*Work to be completed*
For each line below that includes the string "icon", show the whole line.

++++++

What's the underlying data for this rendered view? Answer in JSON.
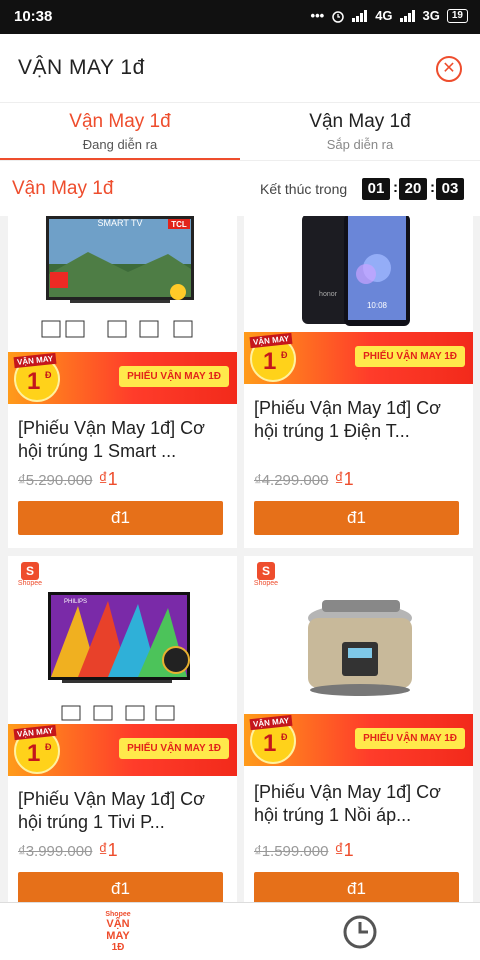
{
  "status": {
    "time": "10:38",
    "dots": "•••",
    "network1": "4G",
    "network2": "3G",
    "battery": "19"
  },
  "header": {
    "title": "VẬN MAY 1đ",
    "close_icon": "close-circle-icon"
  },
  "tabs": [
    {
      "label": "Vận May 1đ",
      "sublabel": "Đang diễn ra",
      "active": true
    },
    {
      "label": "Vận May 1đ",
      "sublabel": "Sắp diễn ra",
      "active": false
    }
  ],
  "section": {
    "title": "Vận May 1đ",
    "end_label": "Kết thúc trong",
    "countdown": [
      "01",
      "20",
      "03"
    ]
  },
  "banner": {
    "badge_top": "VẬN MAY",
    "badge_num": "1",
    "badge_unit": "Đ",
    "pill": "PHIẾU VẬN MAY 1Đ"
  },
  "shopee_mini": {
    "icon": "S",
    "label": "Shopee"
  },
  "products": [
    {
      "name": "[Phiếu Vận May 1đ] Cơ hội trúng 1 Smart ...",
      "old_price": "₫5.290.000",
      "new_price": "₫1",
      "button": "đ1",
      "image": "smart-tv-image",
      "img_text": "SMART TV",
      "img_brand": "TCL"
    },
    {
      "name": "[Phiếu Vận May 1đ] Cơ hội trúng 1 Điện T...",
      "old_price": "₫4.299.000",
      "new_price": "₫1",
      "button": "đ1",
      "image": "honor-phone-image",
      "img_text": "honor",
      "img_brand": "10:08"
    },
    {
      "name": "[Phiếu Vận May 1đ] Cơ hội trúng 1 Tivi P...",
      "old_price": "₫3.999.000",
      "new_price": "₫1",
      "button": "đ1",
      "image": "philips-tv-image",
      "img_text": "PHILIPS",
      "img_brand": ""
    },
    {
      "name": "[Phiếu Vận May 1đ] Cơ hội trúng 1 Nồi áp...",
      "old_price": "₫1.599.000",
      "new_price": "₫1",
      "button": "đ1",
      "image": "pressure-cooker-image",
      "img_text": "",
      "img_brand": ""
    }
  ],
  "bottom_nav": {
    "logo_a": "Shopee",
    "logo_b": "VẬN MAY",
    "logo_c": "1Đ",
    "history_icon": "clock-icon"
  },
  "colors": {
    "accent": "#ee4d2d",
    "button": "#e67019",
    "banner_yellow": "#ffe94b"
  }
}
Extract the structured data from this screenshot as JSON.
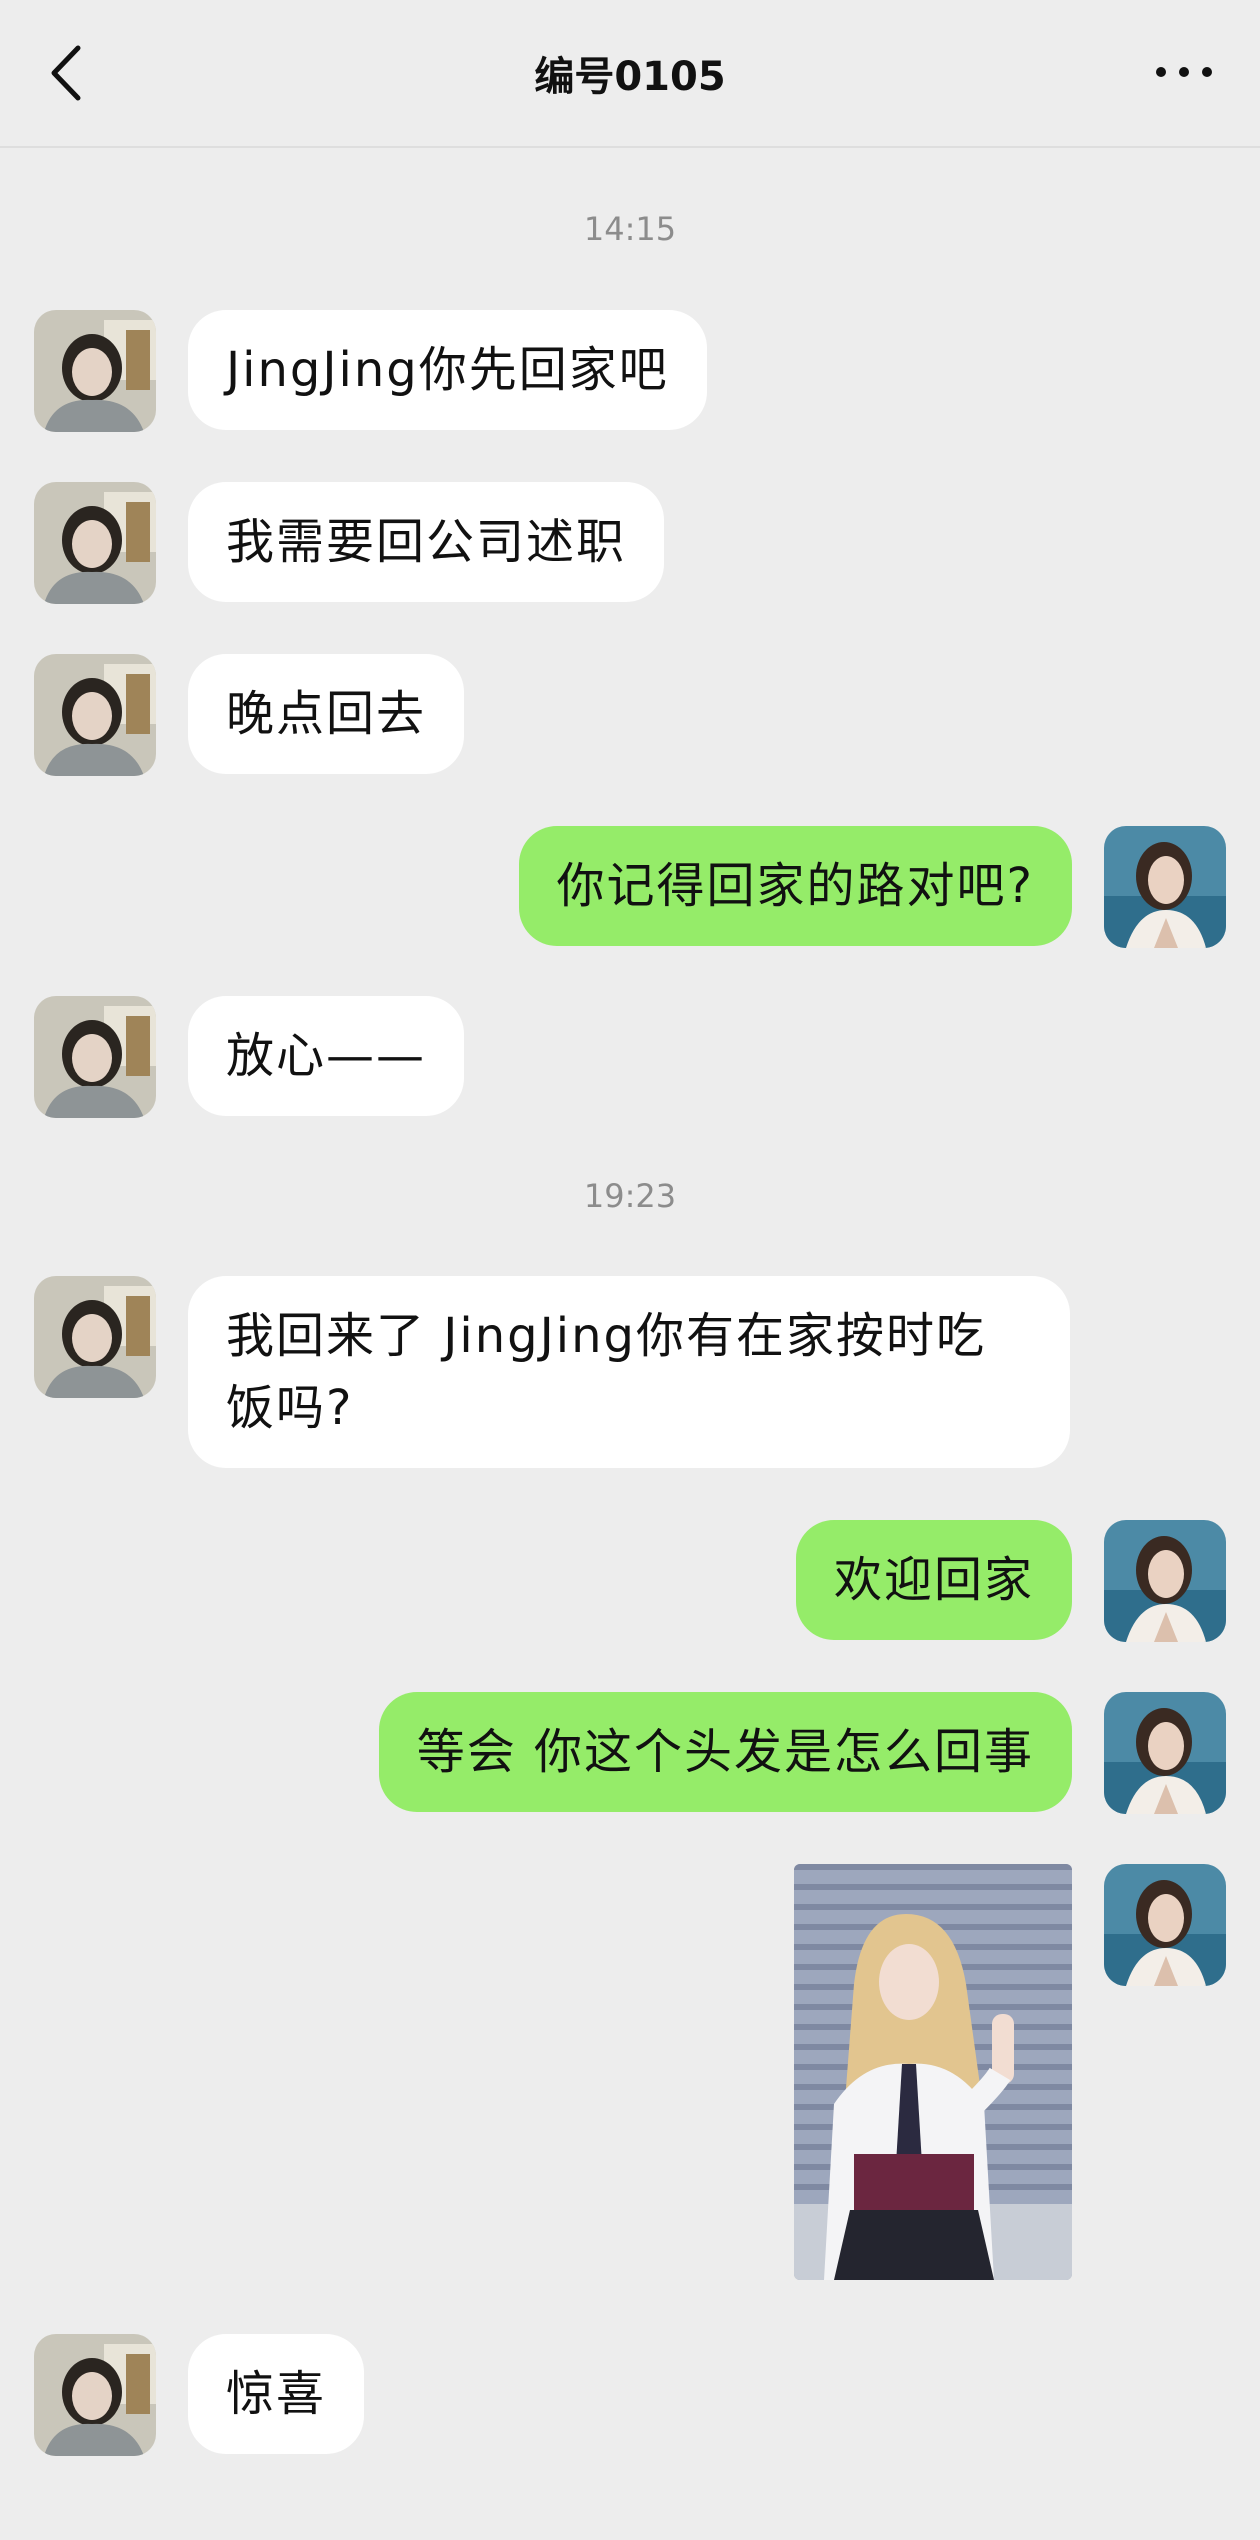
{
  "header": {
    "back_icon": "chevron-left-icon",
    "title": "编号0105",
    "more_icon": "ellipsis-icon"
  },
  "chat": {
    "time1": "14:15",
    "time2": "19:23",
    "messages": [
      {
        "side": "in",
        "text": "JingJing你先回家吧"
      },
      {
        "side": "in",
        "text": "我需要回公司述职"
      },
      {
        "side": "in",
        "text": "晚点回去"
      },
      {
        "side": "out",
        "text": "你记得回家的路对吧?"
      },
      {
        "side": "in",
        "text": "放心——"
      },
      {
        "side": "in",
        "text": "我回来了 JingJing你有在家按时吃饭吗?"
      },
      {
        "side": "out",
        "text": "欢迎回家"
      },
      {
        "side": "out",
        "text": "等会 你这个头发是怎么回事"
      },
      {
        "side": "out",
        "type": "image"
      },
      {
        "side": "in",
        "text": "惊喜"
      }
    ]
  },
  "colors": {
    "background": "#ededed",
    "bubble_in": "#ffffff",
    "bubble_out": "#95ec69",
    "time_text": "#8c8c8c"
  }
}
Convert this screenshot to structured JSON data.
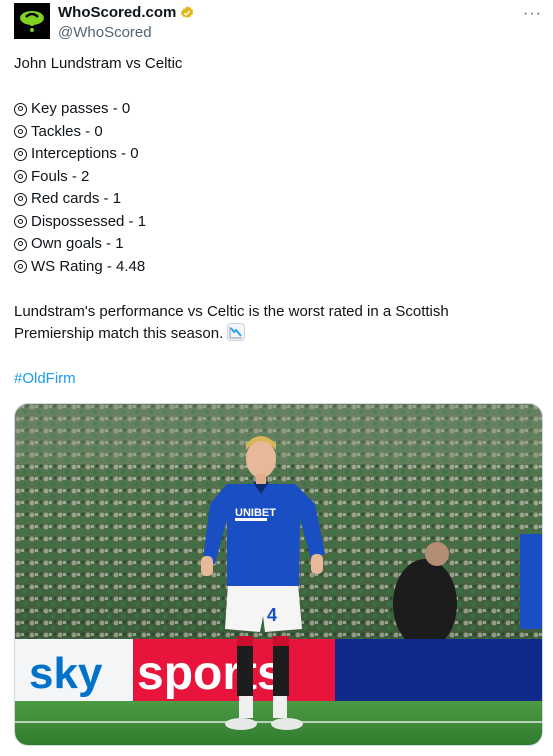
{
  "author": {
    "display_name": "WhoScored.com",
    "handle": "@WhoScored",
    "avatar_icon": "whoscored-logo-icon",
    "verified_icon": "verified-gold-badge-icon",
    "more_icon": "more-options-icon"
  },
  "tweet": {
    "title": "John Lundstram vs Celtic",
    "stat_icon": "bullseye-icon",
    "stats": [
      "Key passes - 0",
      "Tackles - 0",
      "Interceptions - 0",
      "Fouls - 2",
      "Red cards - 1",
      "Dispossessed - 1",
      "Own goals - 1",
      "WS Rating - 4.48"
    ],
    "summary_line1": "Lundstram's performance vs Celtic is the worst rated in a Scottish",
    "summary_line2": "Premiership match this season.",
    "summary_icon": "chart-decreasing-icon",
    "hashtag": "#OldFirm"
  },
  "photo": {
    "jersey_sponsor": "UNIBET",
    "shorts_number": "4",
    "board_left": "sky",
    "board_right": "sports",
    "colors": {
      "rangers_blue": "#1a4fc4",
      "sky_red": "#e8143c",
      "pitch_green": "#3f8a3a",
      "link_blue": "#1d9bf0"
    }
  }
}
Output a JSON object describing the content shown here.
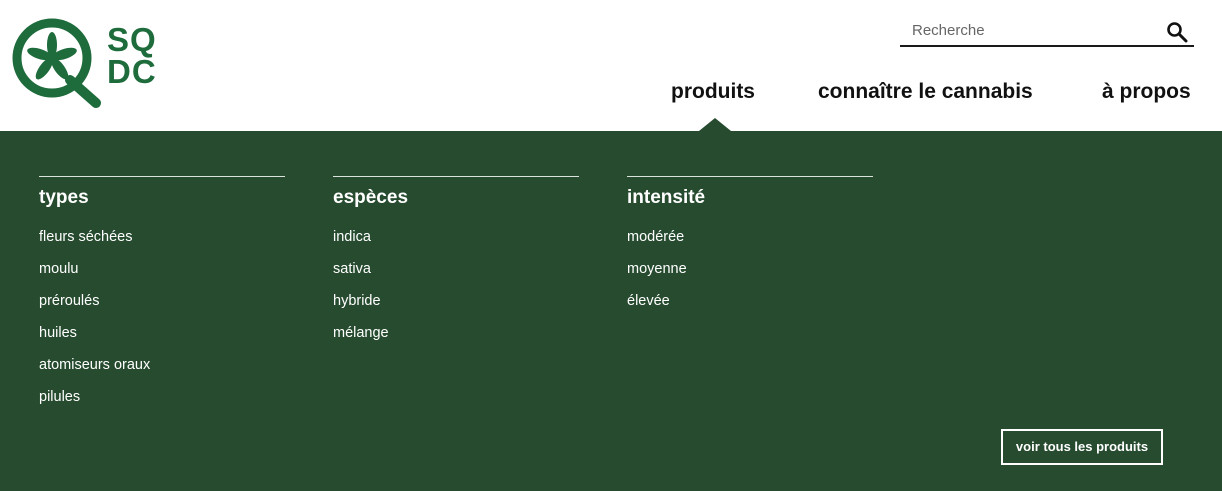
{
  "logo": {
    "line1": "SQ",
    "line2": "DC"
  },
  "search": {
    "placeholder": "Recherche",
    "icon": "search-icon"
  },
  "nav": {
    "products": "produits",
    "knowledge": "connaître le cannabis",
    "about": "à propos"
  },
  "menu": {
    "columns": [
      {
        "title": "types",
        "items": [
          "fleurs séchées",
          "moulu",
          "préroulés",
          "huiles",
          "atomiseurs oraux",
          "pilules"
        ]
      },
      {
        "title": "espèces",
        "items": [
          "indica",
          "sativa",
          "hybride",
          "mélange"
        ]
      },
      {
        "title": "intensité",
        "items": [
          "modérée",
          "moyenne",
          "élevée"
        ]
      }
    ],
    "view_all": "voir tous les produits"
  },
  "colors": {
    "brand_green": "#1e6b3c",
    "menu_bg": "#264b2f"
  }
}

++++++

*Answer box*
    "close_icon": "close-circle-icon"
    "icon": "S",
    "history_icon": "clock-icon"
    "back_icon": "chevron-left-icon",
    "more_icon": "ellipsis-icon"
    "avatar_icon": "whoscored-logo-icon",
    "verified_icon": "verified-gold-badge-icon",
    "more_icon": "more-options-icon"
    "stat_icon": "bullseye-icon",
    "summary_icon": "chart-decreasing-icon",
    "icon": "search-icon"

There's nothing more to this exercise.